Some writers prefer not to receive personal rejections. There are times when I feel that way. A rejection, after all, no matter how nicely worded, is still a rejection. But as a writer myself, I understand how tough it is to get a piece published. Even for excellent writers the acceptance rate is usually less than five percent. And just because a piece was rejected, doesn’t mean the editor didn’t like it. So we use the personal rejection for a variety of purposes.
You Got Close: TLR receives many submissions that are worthy of publication. Since we can’t publish them all, we do like to tell submitters that we enjoyed the read and that it was a contender. This is, frankly, a tricky practice, since to some it may appear we are just angling for another submission fee. Please trust that we don’t indulge in such scammery. We just want you to know that you impressed us.
Encouragement: There are an even greater number of submissions that show that a writer has promise. Although the piece may not be ready for publication, we often comment to point out what we liked about it. This is especially true when it’s obvious the submitter is a student or recent grad from a creative writing program. It’s even more difficult for beginning writers to find publication, and we think it’s important to let them know they’re getting closer.
Constructive criticism: This is one I employ, exclusive of my co-editors, and I do so sparingly. Occasionally a piece impresses me, but has issues that keep us from selecting it for publication. In my rejection note I sometimes comment, as an effort to help, where I thought the piece could be improved. Offering criticism to submitters is a bit of a risk, since the writer may be sensitive to comments. So when I do so I always include a note that the opinion is mine alone, and that other editors might disagree. So far, though, recipients seem to have appreciated the remarks.

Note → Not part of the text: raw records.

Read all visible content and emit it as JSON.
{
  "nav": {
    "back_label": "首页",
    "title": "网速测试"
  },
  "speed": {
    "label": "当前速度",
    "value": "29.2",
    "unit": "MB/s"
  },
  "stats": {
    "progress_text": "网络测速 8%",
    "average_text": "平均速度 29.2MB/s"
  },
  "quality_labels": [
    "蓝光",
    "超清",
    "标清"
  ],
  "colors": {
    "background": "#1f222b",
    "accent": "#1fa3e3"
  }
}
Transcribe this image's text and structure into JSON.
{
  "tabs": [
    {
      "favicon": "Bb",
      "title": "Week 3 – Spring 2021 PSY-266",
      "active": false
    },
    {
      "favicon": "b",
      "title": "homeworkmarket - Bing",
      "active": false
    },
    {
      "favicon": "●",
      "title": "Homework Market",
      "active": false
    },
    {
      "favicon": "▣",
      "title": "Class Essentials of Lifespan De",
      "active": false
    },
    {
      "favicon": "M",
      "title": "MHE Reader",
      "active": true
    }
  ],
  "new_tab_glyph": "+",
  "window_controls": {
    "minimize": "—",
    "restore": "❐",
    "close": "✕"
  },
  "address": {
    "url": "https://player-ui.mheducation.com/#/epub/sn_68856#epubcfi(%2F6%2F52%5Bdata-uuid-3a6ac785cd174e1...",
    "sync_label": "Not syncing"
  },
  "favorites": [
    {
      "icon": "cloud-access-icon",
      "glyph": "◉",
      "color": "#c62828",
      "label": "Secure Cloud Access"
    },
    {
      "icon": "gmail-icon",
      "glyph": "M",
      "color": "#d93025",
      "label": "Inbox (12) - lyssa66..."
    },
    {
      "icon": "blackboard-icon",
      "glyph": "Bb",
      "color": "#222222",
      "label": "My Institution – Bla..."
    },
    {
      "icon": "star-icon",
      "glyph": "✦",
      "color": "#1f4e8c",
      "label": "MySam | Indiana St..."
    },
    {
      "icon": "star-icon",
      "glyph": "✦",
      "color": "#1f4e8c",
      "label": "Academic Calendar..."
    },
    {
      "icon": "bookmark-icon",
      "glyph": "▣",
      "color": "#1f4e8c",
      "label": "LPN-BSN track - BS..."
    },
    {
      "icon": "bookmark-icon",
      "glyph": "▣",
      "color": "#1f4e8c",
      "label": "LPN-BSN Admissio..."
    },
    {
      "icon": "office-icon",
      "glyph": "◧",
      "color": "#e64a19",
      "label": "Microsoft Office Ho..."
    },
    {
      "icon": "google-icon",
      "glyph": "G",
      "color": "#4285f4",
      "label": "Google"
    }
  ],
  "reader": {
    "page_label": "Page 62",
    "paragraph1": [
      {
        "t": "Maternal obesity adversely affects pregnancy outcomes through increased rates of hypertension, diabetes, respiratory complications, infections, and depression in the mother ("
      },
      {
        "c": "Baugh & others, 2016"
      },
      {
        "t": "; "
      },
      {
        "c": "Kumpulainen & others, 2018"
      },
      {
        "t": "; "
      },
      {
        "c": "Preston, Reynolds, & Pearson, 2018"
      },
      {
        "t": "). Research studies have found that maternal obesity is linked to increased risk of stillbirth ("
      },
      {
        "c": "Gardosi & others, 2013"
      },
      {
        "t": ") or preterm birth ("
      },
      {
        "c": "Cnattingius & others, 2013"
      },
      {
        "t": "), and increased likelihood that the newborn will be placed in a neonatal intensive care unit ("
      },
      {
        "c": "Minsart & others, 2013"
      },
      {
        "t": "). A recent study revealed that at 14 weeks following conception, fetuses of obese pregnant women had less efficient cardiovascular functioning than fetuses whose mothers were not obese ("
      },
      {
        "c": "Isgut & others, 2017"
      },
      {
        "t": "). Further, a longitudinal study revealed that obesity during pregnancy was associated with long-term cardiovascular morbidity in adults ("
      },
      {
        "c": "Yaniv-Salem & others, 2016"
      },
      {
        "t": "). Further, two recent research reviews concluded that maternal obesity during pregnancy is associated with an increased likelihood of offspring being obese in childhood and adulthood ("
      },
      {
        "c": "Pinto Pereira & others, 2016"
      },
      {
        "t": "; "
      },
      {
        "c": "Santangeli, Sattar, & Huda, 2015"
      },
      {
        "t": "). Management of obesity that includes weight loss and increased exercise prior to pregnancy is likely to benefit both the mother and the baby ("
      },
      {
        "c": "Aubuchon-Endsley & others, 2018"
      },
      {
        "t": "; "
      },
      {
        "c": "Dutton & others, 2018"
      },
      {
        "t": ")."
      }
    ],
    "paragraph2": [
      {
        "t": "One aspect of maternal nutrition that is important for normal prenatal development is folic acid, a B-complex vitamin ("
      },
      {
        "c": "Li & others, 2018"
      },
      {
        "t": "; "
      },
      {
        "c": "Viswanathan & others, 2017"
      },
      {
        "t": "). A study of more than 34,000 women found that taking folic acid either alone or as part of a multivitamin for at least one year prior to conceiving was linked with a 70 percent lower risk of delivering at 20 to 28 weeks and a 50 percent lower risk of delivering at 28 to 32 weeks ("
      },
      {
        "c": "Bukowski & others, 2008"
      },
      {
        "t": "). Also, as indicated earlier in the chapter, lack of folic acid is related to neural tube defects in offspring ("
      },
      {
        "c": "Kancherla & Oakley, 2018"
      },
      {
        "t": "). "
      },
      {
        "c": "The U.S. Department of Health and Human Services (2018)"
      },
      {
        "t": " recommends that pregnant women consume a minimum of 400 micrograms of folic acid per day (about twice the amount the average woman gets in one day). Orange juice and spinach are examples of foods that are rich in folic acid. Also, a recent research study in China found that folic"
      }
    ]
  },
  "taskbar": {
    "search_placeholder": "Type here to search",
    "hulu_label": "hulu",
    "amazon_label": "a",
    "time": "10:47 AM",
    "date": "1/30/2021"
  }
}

Let’s work on this: Another of mine. Once in while a piece comes in that shows tremendous promise, but also needs significant revision. Usually it’s the voice or the theme that really connects, and I can’t help imagining the impact of the story if it were reworked. Although I’m no Gordon Lish, I sometimes (rarely, actually) offer substantial help in revising the piece, including detailed notes and several back-and-forth sessions to make it publishable.
Nearly 300 personal rejections in two issues may seem like a lot, but when the ways in which personal rejections can be used constructively are factored in, the number seems right to us. The editors at TLR believe that rejection doesn’t have to be an all-or-nothing experience for writers. If you get a personal note from one of us, know that we thought your work good enough to take the time to acknowledge it.